Every record below is to be copied exactly, with its images omitted.

#### Source data

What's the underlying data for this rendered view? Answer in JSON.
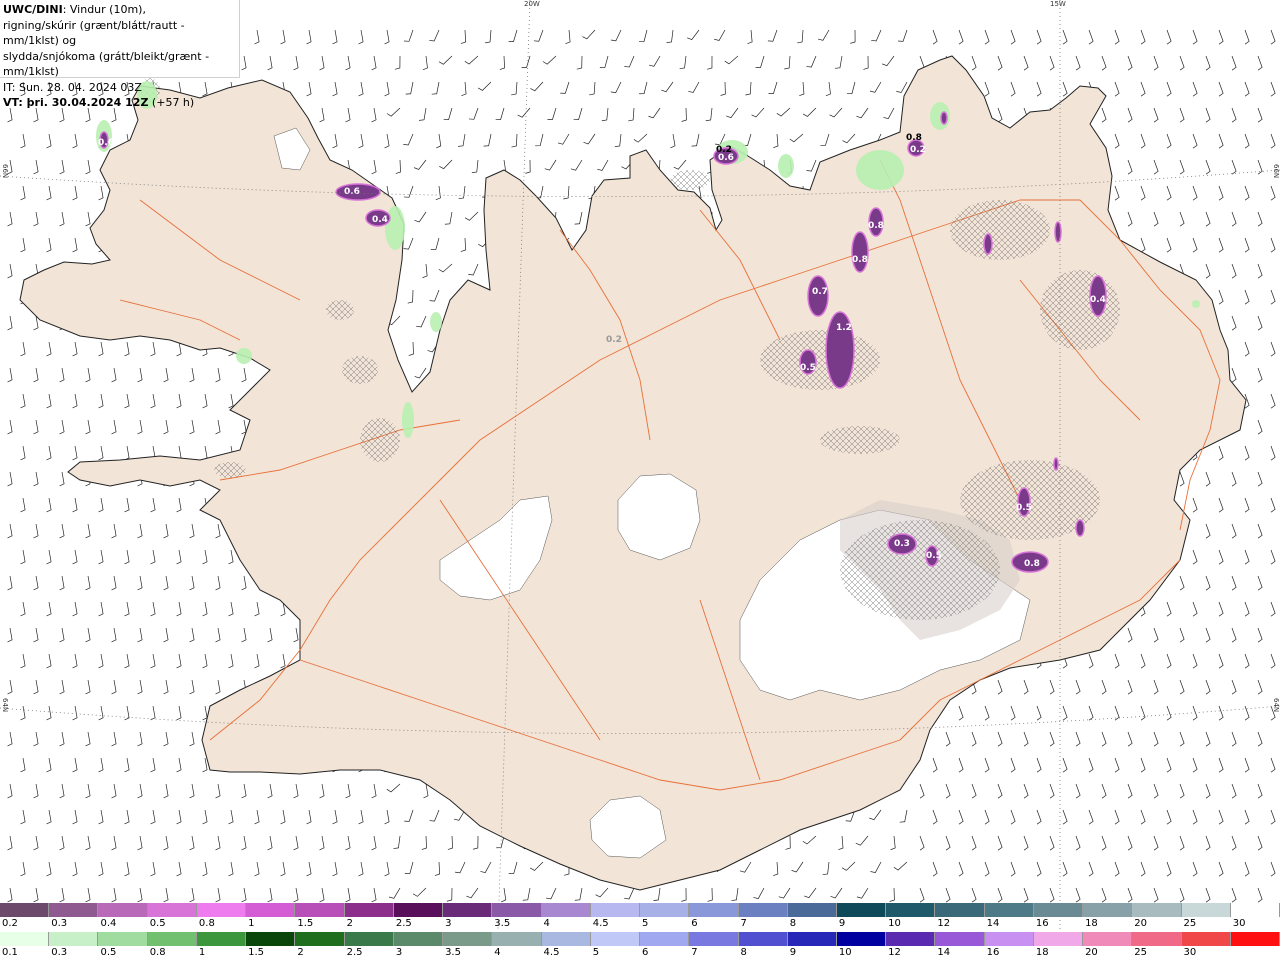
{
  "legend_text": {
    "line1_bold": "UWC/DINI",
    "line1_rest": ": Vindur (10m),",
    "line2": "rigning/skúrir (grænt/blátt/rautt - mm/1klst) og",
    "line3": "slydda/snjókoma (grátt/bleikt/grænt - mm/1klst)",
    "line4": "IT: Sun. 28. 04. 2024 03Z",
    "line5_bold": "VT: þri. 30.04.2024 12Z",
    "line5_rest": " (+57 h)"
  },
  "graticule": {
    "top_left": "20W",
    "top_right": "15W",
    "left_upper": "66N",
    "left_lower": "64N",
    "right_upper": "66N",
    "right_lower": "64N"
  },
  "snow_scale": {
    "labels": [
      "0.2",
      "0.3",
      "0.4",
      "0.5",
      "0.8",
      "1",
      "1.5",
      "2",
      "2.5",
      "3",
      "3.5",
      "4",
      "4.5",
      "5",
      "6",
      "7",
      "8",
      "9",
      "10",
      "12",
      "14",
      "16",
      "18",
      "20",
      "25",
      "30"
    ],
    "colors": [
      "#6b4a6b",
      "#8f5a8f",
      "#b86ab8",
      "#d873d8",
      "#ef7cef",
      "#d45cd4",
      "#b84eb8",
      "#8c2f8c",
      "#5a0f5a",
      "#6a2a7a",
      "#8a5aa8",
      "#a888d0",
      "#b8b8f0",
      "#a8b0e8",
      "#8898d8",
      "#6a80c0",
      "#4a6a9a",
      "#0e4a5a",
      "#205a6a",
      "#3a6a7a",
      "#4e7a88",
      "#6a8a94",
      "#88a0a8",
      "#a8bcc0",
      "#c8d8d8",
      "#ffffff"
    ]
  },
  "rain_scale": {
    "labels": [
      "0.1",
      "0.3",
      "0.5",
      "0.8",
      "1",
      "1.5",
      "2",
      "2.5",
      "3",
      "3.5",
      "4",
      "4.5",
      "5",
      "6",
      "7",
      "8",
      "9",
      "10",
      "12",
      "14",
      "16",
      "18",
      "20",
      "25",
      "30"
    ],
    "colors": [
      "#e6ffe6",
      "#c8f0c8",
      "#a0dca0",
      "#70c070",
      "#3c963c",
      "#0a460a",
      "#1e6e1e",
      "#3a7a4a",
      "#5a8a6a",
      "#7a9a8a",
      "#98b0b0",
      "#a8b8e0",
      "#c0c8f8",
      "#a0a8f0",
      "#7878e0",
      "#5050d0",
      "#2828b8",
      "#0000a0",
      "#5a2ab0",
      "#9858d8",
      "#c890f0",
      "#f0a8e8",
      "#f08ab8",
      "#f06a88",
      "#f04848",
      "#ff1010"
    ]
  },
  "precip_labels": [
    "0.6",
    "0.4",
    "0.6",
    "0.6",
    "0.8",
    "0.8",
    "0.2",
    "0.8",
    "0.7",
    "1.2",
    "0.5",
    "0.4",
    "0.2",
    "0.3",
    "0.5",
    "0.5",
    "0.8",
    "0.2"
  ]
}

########

» Output for this task:
What's the underlying data for this rendered view? Answer in JSON.
{
  "legend_text": {
    "line1_bold": "UWC/DINI",
    "line1_rest": ": Vindur (10m),",
    "line2": "rigning/skúrir (grænt/blátt/rautt - mm/1klst) og",
    "line3": "slydda/snjókoma (grátt/bleikt/grænt - mm/1klst)",
    "line4": "IT: Sun. 28. 04. 2024 03Z",
    "line5_bold": "VT: þri. 30.04.2024 12Z",
    "line5_rest": " (+57 h)"
  },
  "graticule": {
    "top_left": "20W",
    "top_right": "15W",
    "left_upper": "66N",
    "left_lower": "64N",
    "right_upper": "66N",
    "right_lower": "64N"
  },
  "snow_scale": {
    "labels": [
      "0.2",
      "0.3",
      "0.4",
      "0.5",
      "0.8",
      "1",
      "1.5",
      "2",
      "2.5",
      "3",
      "3.5",
      "4",
      "4.5",
      "5",
      "6",
      "7",
      "8",
      "9",
      "10",
      "12",
      "14",
      "16",
      "18",
      "20",
      "25",
      "30"
    ],
    "colors": [
      "#6b4a6b",
      "#8f5a8f",
      "#b86ab8",
      "#d873d8",
      "#ef7cef",
      "#d45cd4",
      "#b84eb8",
      "#8c2f8c",
      "#5a0f5a",
      "#6a2a7a",
      "#8a5aa8",
      "#a888d0",
      "#b8b8f0",
      "#a8b0e8",
      "#8898d8",
      "#6a80c0",
      "#4a6a9a",
      "#0e4a5a",
      "#205a6a",
      "#3a6a7a",
      "#4e7a88",
      "#6a8a94",
      "#88a0a8",
      "#a8bcc0",
      "#c8d8d8",
      "#ffffff"
    ]
  },
  "rain_scale": {
    "labels": [
      "0.1",
      "0.3",
      "0.5",
      "0.8",
      "1",
      "1.5",
      "2",
      "2.5",
      "3",
      "3.5",
      "4",
      "4.5",
      "5",
      "6",
      "7",
      "8",
      "9",
      "10",
      "12",
      "14",
      "16",
      "18",
      "20",
      "25",
      "30"
    ],
    "colors": [
      "#e6ffe6",
      "#c8f0c8",
      "#a0dca0",
      "#70c070",
      "#3c963c",
      "#0a460a",
      "#1e6e1e",
      "#3a7a4a",
      "#5a8a6a",
      "#7a9a8a",
      "#98b0b0",
      "#a8b8e0",
      "#c0c8f8",
      "#a0a8f0",
      "#7878e0",
      "#5050d0",
      "#2828b8",
      "#0000a0",
      "#5a2ab0",
      "#9858d8",
      "#c890f0",
      "#f0a8e8",
      "#f08ab8",
      "#f06a88",
      "#f04848",
      "#ff1010"
    ]
  },
  "precip_labels": [
    "0.6",
    "0.4",
    "0.6",
    "0.6",
    "0.8",
    "0.8",
    "0.2",
    "0.8",
    "0.7",
    "1.2",
    "0.5",
    "0.4",
    "0.2",
    "0.3",
    "0.5",
    "0.5",
    "0.8",
    "0.2"
  ]
}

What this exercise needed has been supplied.